On 5th august 2019, the government of India suddenly revoked the Article 370 that gave the state of Jammu and Kashmir a special status and political autonomy. Soon After which the authorities anticipating a protest, locked down all the movements. Shops, schools and colleges were shut down and mobile internet service in the valley was suspended indefinitely.
After a year of blackout, the 4G services were restored on a trial basis in 2 districts of the union territory. According to the Jammu and Kashmir home department, the 2 districts are Ganderbal district of Kashmir and Udhampur of Jammu. The trial service that started on 15th august, will continue till September 8. The high-speed internet was made available to post paid subscribers, and for pre-paid subscribers only when they go through the verification process.
On 25th January, government had restored the 2G internet services for the valley residents after 6 months of internet blackout. The restoration however did not come without plenty of restrictions. The internet access was limited to 301 ‘whitelisted’ websites and social media sites were still not accessible.
Living in a 4G world, we certainly don’t need a reminder of the incompetency of 2G. With a rapid speed, internet has seeped into every aspect of our daily lives. From online classes to ordering food online, internet is now the base of almost all the major industries. Not having access to internet for even a day amounts to a huge loss for these industries.
The shutdown of internet services has caused a huge loss to the students of the valley.

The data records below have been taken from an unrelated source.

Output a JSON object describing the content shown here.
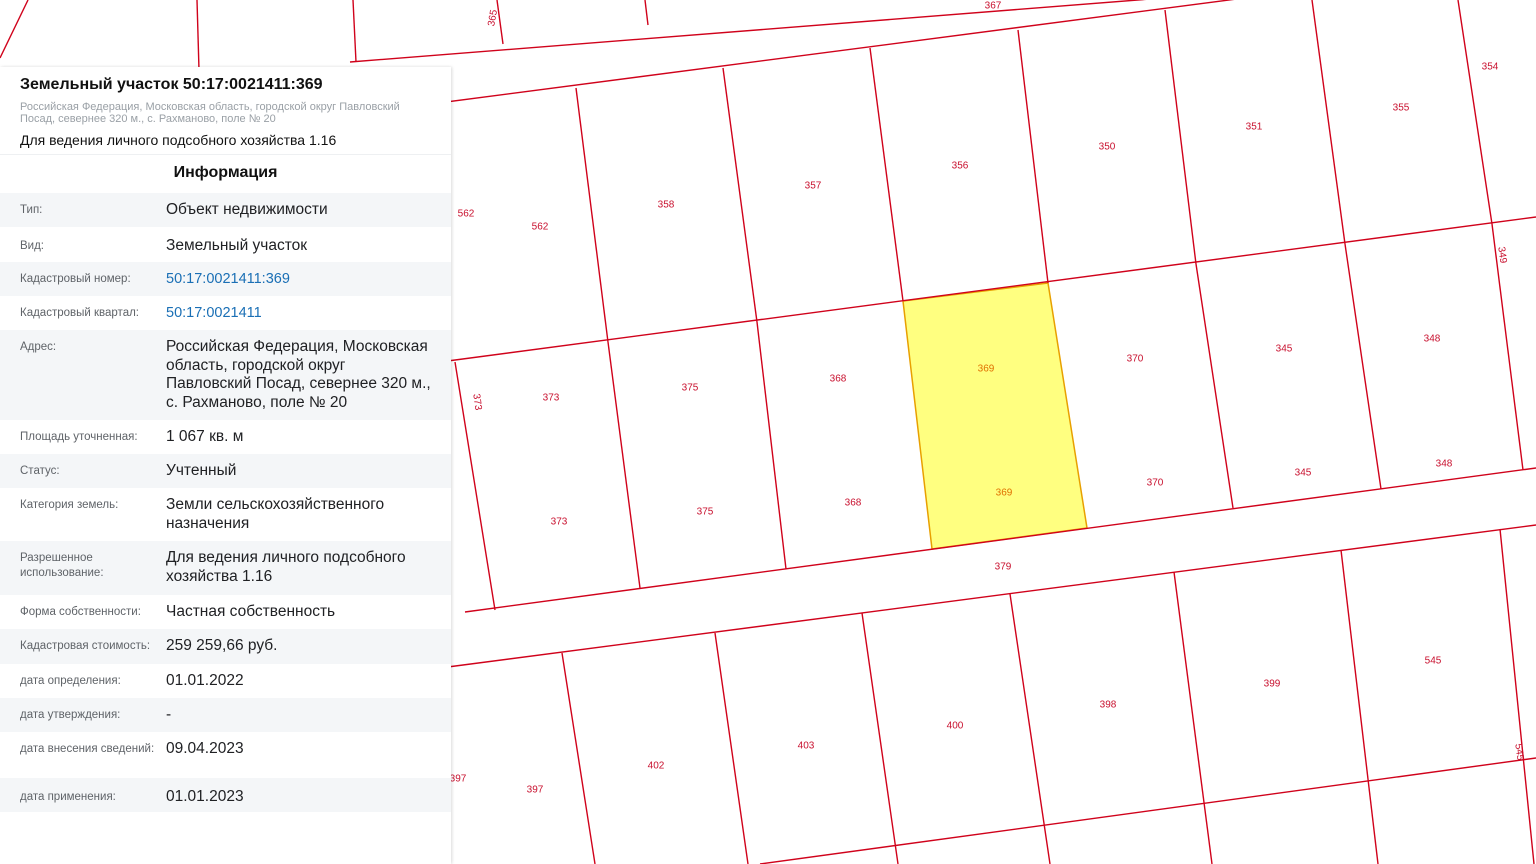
{
  "header": {
    "title": "Земельный участок 50:17:0021411:369",
    "address_small": "Российская Федерация, Московская область, городской округ Павловский Посад, севернее 320 м., с. Рахманово, поле № 20",
    "purpose": "Для ведения личного подсобного хозяйства 1.16"
  },
  "info": {
    "title": "Информация",
    "rows": [
      {
        "key": "Тип:",
        "value": "Объект недвижимости"
      },
      {
        "key": "Вид:",
        "value": "Земельный участок"
      },
      {
        "key": "Кадастровый номер:",
        "value": "50:17:0021411:369",
        "link": true
      },
      {
        "key": "Кадастровый квартал:",
        "value": "50:17:0021411",
        "link": true
      },
      {
        "key": "Адрес:",
        "value": "Российская Федерация, Московская область, городской округ Павловский Посад, севернее 320 м., с. Рахманово, поле № 20"
      },
      {
        "key": "Площадь уточненная:",
        "value": "1 067 кв. м"
      },
      {
        "key": "Статус:",
        "value": "Учтенный"
      },
      {
        "key": "Категория земель:",
        "value": "Земли сельскохозяйственного назначения"
      },
      {
        "key": "Разрешенное использование:",
        "value": "Для ведения личного подсобного хозяйства 1.16"
      },
      {
        "key": "Форма собственности:",
        "value": "Частная собственность"
      },
      {
        "key": "Кадастровая стоимость:",
        "value": "259 259,66 руб."
      },
      {
        "key": "дата определения:",
        "value": "01.01.2022"
      },
      {
        "key": "дата утверждения:",
        "value": "-"
      },
      {
        "key": "дата внесения сведений:",
        "value": "09.04.2023"
      },
      {
        "key": "дата применения:",
        "value": "01.01.2023"
      }
    ]
  },
  "map": {
    "line_color": "#d0021b",
    "highlight_fill": "#ffff80",
    "highlight_stroke": "#e8a000",
    "labels": [
      "365",
      "367",
      "354",
      "355",
      "351",
      "350",
      "356",
      "357",
      "358",
      "562",
      "562",
      "349",
      "370",
      "345",
      "348",
      "369",
      "369",
      "368",
      "375",
      "373",
      "373",
      "370",
      "345",
      "348",
      "368",
      "375",
      "373",
      "379",
      "545",
      "399",
      "398",
      "400",
      "403",
      "402",
      "397",
      "397",
      "545"
    ]
  }
}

If the closure of schools and colleges were not enough, the internet shut down has deprived them to have access to online education. Many students missed out on the deadline of college application submissions to colleges outside J&K because of slow internet.
As if the enforced shutdown of all services since last year were not enough, the ever growing Covid-19 crisis has added to the woes of people there. The major hit of this pandemic has been on the healthcare system of the Union Territory. The low speed internet has made it difficult for the people to consult doctors online. They are neither able to explain their issues nor are they able to receive their test results.
To think that the people of Jammu & Kashmir and their respective businesses had to go a year without a stable network is very troubling. Not being able to do online transactions and video conferences has gravely affected both the small scale and large-scale businesses. Even now, only 2 out of 20 districts have got the access to 4G, that too on a trial basis.